The theme, it appears, is "Seven things I haven't said on this blog." The trick is thinking of seven things that anyone who reads this blog could possibly care about. Oh, and Catty in Queens, you're on notice as my sole tag -- ante up a post!
- I love using Zotero and adore the fact that it costs nothing. I also appreciate that Zotero won a court fight against Endnote, who tried to sue Zotero for doing what Endnote did, only better and cheaper. It frightens me, however, that this further ties me professionally to the internet. Somehow it reminds me of those people in Dune who got all the cool powers from the stuff that turned their eyes blue, but then they were addicted to it forever and couldn't be without it.
- When Jessica Cutler was outed as the author of Washingtonienne, I read about her and decided that she was a sleazy ho-bag. When Brooke Magnanti was outed as the author of Belle de Jour, I read about her and decided that I didn't blame her in the least. I can't tell how much of the difference is due to the fact that Cutler is a lousy writer and Magnanti is a good writer, how much to the fact that Cutler seemed not to own up to the fact that she was basically a prostitute while Magnanti was up-front about it, and how much to my recognition, after many years of graduate school, that prostitution seems a more reasonable economic decision than anything I have done in my life.

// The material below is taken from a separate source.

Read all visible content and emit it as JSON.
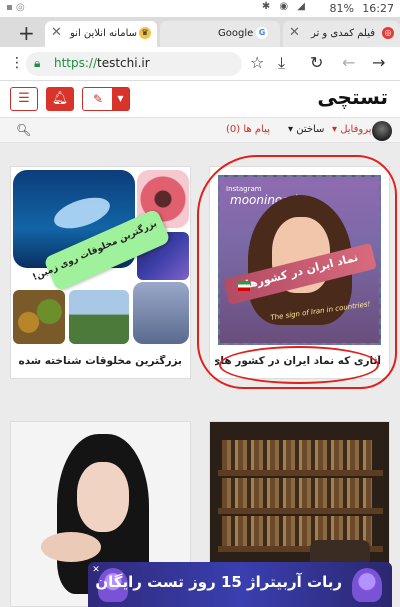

- I don't understand the rules of American football, no matter how hard I try. (Frankly, I'm not much better at football/soccer, but at least I have most of the basics down on that, and can sometimes enjoy watching it.) I care so little that my brain refuses to retain or process anything well-meaning friends tell me. This makes me a virtual freak of nature, in my football-crazed university community. I try to avoid the topic, because just about everyone around here who tries to chitchat about the team looks at me like I've grown a second head, when I am forced to explain I don't even understand what the hell they're talking about.
- I'm a great fan of alcoholic beverages, but I've never really learned to like gin. I can occasionally tolerate it, if necessary, in a Tom Collins, but the taste is fundamentally nasty to me, even through a haze of mixers. ("If necessary" in this case means in college, when I might find myself at a little party in someone's dorm where there was no booze to be had but gin. Hasn't been a concern since then.) An innovative and very talented bartender in town who also dislikes gin has come up with some wonderful creations that he invented specifically to find a good-tasting vehicle for gin, and I can appreciate the artfulness of his craft, but he has yet to build a gin-based cocktail that I could choke down of my free will.
- I very rarely fail to finish a work of fiction that I have begun to read, especially since they're such rare pleasures nowadays. The only exceptions I can think of are Atlas Shrugged, Call It Sleep, and The Idiot.
My mom gave me Atlas Shrugged in high school, and seemed astonished that I hated it so passionately that I couldn't bear to read another page of shitty prose when I was around the halfway mark. I still can't fathom what she could have been thinking in giving me that piece of crap.
I've started Call It Sleep three different times, and each time it loses me somewhere about 50 or 60 pages in, and I never figure out why.
I found a dirt-cheap copy of The Idiot at a thrift store years ago, and picked it up out of nostalgia for a Russian lit class I had back in college. (Oh, and also because of a passing and hysterical reference to it in The Producers.) It turns out that, while I don't hate Dostoyevsky as much as I hate Tolstoy, I pretty much hate Dostoyevsky too. The fact that I enjoyed the last 100 pages or so of Crime and Punishment isn't enough to make me suffer through anything else the dude wrote.
- I sometimes feel like I have one of the ugliest accents in American English, due to where I grew up. DOU is a very long way away from that place, in a different region of the country, and I have learned to speak passable Network English, since I'll never be able to replicate the local dialect. But whenever I hear the dialect, I am struck by how soft and friendly it sounds to my ear, whereas my native dialect sounds like a chainsaw on steel. My recognition of this as a common phenomenon in sociolinguistics does nothing to alleviate the suspicion that I sound unpleasant.
- I strongly dislike raw tomatoes. I think I must have been well into my twenties before I could bear the idea of letting even a morsel of raw tomato into my mouth. That nasty-ass seed-ridden goop inside is what truly freaks me out; I could learn to deal with it if tomatoes consisted only of the exterior flesh. Whenever I am forced by a recipe to cut up raw tomatoes, it requires an act of will not to gag at the smell.
When I was a kid, this dislike extended to every form and derivative of tomatoes; I used to do horrible things to slices of pizza, in an attempt to exorcise the sauce. Since then, I've learned to enjoy various cooked preparations of tomato of almost all kinds. But the raw ones still freak me out.
ETA: Ah, YouTube! For those who are interested, I found a clip of that Dostoyevsky reference in The Producers.